Featuring Emma Ashford, Visiting Fellow, Defense and Foreign Policy, Cato Institute, (@emmamashford); Erica Borghard, Assistant Professor, U.S. Military Academy (West Point), (@eborghard); and Nicholas Heras, Research Associate, Middle East Security Program, Center for a New American Security; moderated by Justin Logan, Director of Foreign Policy Studies, Cato Institute, (@JustinTLogan).
For libertarians, the basic unit of social analysis is the individual. Individuals are, in all cases, the source and foundation of creativity, activity, and society. In the new issue of Cato Policy Report, Cato scholar David Boaz, author of The Libertarian Mind: A Manifesto for Freedom, explains the roles and rights of individuals in a free society, and cautions against a vision of a world in which individuals have no way to cooperate with others except through the state.
Two long wars, chronic deficits, the financial crisis, the costly drug war, the growth of executive power under Presidents Bush and Obama, and the revelations about NSA abuses, have given rise to a growing libertarian movement in our country – with a greater focus on individual liberty and less government power. David Boaz’s newly released The Libertarian Mind is a comprehensive guide to the history, philosophy, and growth of the libertarian movement, with incisive analyses of today’s most pressing issues and policies.
Featuring the author, Seth Mnookin,; with comments by Jack Shafer, Editor at large, Slate.
Former Newsweek media reporter Seth Mnookin tells the inside story of how former New York Times editor Howell Raines fell from his perch at the top of the media establishment. With unprecedented access to the reporters who conducted the internal investigation, top newsroom executives, and dozens of Times editors, Mnookin exposes the story behind the biggest journalistic scam of our era, and he explains its profound implications for the rapidly changing world of American journalism. Mnookin also puts the current struggles at the Times into the context of this new world of journalism, which includes increased expectations by readers that their chosen news outlets will have a political perspective in both their editorial and news sections.

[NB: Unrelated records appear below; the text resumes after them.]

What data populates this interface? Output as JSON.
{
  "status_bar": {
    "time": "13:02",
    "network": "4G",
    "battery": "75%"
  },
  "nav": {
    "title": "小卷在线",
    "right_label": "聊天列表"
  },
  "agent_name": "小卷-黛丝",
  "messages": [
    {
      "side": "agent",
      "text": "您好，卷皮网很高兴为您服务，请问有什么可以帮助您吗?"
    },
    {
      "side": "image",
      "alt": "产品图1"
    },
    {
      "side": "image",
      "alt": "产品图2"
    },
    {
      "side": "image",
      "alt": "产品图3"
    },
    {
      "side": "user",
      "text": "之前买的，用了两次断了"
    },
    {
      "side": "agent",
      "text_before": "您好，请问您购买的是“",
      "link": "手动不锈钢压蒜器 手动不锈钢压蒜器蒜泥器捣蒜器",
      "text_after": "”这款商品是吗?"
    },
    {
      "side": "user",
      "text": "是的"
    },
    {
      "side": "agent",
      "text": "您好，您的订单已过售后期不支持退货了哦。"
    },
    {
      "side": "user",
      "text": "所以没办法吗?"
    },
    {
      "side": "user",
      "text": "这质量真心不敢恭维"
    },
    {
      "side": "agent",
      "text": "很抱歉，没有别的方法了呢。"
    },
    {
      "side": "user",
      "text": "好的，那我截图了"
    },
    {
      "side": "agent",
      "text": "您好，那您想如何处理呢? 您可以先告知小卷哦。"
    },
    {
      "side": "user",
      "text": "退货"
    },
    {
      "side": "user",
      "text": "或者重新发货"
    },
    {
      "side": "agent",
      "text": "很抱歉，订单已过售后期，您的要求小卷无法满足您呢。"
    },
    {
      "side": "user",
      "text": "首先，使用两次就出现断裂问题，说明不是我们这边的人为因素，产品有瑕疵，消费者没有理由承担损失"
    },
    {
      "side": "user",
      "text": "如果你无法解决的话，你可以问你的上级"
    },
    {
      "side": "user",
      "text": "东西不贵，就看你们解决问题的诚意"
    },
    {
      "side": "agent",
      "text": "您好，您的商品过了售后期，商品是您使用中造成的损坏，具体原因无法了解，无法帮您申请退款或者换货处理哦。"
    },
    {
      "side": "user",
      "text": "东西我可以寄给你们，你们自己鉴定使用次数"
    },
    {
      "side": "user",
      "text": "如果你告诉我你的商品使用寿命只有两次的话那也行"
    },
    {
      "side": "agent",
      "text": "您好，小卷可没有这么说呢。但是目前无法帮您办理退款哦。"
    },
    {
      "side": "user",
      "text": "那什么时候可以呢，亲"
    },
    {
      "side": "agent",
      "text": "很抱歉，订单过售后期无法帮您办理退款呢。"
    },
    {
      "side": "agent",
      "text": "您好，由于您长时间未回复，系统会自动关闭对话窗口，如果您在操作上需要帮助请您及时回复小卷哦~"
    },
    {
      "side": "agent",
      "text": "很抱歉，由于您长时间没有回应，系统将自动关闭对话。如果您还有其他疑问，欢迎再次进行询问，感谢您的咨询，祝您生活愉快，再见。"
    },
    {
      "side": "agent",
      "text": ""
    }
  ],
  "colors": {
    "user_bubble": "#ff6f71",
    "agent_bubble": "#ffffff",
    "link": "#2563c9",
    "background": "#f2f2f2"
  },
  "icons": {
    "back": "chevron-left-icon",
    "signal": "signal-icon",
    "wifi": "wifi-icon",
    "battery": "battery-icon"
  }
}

Jack Shafer, author of Slate’s Press Box column, will comment.